Boatsetter recently announced that more than 50 percent of its customer base consists of Gen Xers and Millennials. The peer-to-peer boat sharing company claims it has gained traction with younger boaters who want to experience the lifestyle without investing in a major asset.
“We provide a new service in the boating industry, which brings together boat owners, boat captains and people who want to be out on the water and may not want to purchase a boat,” said Pablo Vidal, chief marketing officer of Boatsetter in a press release from the company. “We are now making the boating industry more available to the younger generations through our innovative platform.”
According to Boatsetter, the baby boomer generation is now the largest population of boat owners as there are twice as many owners over 60 years of age as there are less than 40 years of age.
Boatsetter and companies like it are the industry’s option as part of a growing sharing economy trends, similar to companies like Airbnb and Uber. Boat sharing companies have become huge with a younger generation that is often stifled by an inability to afford (or store, as many Millennials rent rather than own a house, another affordability issue) a large asset but still want to participate in the activity.
This trend doesn’t surprise me, considering how I have seen companies like Airbnb and Uber become the standard options among my fellow Millennials. Even my husband, who I often describe to others as a 65-year-old man in a 28-year-old’s body, said he planned to take an Uber to the airport next week. When I told him he could also call and schedule a taxi ahead of time, he looked annoyed and said “Yeah, I guess I could do that.”
So of course young people who grew up on boats and cannot afford them are taking advantage of a sharing model. However, we as an industry do not need to be afraid of this trend. Millennials are using Airbnb, but that doesn’t mean they won’t buy their own houses when they can afford it.

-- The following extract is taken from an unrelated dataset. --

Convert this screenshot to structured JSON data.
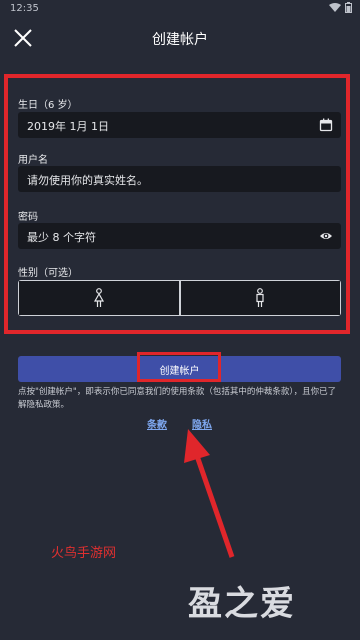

The sharing economy provides a transition for these younger people to make activities like boating part of their lives now so they will prioritize it later. If we don’t have sharing options in our industry, boating will appear to be an unattainable, expensive activity that Millennials and Gen Xers might not even consider once they do finally have the earning power to afford their own boat.
Because of the internet and the ease of connecting and networking Baby Boomers to the Gen Xers the boat renting industry has definitely evolved from that shanty boat renting facility with half working boats to a more personal, professional trusting experience. This is only newly avalible becauce of the relationship building and comunication tools companies like boatsetter and my company RentaBoat.com are offering to assist and build a trusting connection between the Baby Boomer boat owners and Gen Xer who want to be renters not owners yet. Insurance companies are also starting to profit from this newly recognized opportunity of peer to peer rentals by offering insurance riders and additional insured policies to the renters to who want coverage. I have been in the boat renting industry for years renting runabout boats out of my own marina and starting one of the first peer to peer rental websites BoatRenting.com. It’s nice to see the peer to peer boat renting idea taking off in part to of course AirBnB.